“I saw the commuters had no place to sit down while they were waiting for their train. All the seats were taken by homeless people.”

Metro-North Railroad kicks homeless people out of the train station between 2 a.m. and 4 a.m. to clean it, said State Rep. David Michel, D-Stamford, who works to find shelter for people in need. Homelessness is increasing, he said.

“I just heard about the buses about a week ago,” Michel said. “Anywhere warm or protected is good, because we are out of room at the shelters.”

Jordan said the complaints from bus drivers are fair.

“I understand it. It also has a good aspect to it – I have been trying to tell people that there are homeless in Stamford, because people tell me there are no homeless in Stamford. The question now is what are we going to do to try to get this under control?” Jordan said. “I say let’s find a building, put cots in it and work with them from there. They are all looking for somewhere to stay at night. We can get data from them that will allow us to help them more. They will give up the data because they will have somewhere to sleep at night.”

Turner said the state Department of Housing will continue outreach to homeless people in the bus system even after fares are reinstated.

The homeless issue on buses comes at a time when drivers are worried about safety nationwide. On Friday, John Costa, international president of the Amalgamated Transit Union, the largest labor union representing transit workers in the U.S. and Canada, met in Washington, D.C., with U.S. Transportation Secretary Pete Buttigieg.

Afterward, Costa posted a note on Facebook about the “epidemic of attacks” on transit workers. ATU has Connecticut locals in Stamford, Bridgeport, New Haven, Hartford, Danbury, New London, Derby, Rocky Hill, and South Windsor.

“Our members are being attacked every day,” Costa wrote. “We’ve seen a 400 percent increase in assaults against transit workers in the last decade. They get shot, stabbed, spit on, get coffee and urine thrown in their face. Everyone deserves the right to a safe workplace, to come home to their family at the end of the day.” 

Buttigieg pledged to address the safety concerns of transit workers, Costa wrote.

Angela Carella

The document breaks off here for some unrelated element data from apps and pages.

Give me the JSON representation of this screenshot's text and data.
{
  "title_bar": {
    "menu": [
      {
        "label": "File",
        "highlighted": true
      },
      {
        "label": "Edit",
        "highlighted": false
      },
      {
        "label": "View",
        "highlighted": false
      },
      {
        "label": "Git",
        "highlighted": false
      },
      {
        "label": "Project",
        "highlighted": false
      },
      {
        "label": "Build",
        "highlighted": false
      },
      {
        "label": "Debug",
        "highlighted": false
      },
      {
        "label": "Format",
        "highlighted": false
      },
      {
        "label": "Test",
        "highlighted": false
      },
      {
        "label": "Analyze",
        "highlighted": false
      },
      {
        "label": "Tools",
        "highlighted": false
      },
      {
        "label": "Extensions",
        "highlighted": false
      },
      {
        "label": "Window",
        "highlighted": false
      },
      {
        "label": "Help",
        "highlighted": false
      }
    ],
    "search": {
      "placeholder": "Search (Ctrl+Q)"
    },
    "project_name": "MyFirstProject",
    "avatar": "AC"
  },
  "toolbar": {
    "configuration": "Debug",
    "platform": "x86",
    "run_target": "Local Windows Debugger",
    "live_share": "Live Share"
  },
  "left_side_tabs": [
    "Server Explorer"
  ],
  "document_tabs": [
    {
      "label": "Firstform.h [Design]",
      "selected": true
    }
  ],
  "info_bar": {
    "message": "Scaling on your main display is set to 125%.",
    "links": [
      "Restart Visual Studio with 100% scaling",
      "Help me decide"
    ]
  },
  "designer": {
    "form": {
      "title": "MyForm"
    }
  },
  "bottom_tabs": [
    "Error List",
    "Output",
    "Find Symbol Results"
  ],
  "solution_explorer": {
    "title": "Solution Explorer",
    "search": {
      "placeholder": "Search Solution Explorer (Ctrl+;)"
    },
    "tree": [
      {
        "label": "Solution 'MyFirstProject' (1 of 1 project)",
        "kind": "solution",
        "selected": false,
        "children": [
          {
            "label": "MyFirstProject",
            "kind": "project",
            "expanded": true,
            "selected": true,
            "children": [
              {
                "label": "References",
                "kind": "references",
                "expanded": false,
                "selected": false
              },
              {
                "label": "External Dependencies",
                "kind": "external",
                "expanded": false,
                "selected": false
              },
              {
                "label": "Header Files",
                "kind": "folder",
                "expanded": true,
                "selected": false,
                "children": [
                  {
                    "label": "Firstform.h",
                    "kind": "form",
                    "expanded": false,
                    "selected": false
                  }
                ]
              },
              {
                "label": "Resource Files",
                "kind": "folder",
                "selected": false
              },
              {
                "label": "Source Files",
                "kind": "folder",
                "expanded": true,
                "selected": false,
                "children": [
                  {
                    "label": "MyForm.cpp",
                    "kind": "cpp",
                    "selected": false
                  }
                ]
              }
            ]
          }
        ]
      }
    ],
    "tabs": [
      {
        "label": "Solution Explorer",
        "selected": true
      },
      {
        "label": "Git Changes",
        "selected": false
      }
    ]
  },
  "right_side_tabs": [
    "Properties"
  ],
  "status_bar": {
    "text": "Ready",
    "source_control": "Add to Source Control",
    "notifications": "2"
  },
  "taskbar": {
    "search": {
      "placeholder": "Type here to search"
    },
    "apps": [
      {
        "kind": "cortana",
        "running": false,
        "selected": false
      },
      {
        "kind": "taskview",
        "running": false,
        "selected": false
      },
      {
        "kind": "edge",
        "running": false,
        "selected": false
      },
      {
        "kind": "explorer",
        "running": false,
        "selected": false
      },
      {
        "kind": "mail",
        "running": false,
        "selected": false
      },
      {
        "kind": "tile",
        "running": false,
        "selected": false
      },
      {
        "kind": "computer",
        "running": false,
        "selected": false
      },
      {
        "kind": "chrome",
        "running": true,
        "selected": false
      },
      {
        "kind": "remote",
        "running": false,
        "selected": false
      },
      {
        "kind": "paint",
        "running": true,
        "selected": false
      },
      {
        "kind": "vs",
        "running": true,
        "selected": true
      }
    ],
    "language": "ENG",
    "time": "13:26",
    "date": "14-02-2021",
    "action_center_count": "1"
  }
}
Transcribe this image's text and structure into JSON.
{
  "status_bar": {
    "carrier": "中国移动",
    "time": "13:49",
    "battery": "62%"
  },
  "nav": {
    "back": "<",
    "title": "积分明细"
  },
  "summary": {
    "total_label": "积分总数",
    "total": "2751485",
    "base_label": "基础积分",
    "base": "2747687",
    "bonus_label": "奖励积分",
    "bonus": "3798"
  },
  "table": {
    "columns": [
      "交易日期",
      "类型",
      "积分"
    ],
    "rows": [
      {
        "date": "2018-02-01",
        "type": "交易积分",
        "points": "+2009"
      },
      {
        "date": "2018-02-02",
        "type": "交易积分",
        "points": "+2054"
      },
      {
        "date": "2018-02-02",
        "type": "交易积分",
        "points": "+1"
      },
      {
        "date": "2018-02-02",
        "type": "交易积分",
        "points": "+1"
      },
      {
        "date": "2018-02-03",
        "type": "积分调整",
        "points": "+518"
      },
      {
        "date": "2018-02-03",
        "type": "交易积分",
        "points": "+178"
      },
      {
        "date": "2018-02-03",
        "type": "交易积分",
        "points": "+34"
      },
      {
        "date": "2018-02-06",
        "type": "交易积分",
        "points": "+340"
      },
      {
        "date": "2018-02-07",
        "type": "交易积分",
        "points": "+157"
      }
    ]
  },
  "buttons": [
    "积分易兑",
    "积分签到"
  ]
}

For 36 years prior to joining the Connecticut Examiner, Angela Carella was a beat reporter, investigative reporter, editor and columnist for the Stamford Advocate. Carella reports on Stamford and Fairfield County. T: 203 722 6811.